● **TASK DETAILS**
The only acceptable output is every entry, printed exactly.
>>>
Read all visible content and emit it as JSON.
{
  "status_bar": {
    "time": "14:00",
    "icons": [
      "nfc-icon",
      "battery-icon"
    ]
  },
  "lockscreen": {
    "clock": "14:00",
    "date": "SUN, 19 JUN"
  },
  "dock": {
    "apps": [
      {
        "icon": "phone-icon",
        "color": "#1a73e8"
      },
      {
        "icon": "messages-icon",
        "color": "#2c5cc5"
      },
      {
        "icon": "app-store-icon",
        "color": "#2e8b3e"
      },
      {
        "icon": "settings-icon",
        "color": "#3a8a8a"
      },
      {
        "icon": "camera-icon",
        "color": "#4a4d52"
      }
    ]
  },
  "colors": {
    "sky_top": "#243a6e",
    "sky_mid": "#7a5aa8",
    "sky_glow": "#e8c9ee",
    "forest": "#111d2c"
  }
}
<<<
● **EXERCISE RESPONSE**
Read all visible content and emit it as JSON.
{
  "status_bar": {
    "time": "14:00",
    "icons": [
      "nfc-icon",
      "battery-icon"
    ]
  },
  "lockscreen": {
    "clock": "14:00",
    "date": "SUN, 19 JUN"
  },
  "dock": {
    "apps": [
      {
        "icon": "phone-icon",
        "color": "#1a73e8"
      },
      {
        "icon": "messages-icon",
        "color": "#2c5cc5"
      },
      {
        "icon": "app-store-icon",
        "color": "#2e8b3e"
      },
      {
        "icon": "settings-icon",
        "color": "#3a8a8a"
      },
      {
        "icon": "camera-icon",
        "color": "#4a4d52"
      }
    ]
  },
  "colors": {
    "sky_top": "#243a6e",
    "sky_mid": "#7a5aa8",
    "sky_glow": "#e8c9ee",
    "forest": "#111d2c"
  }
}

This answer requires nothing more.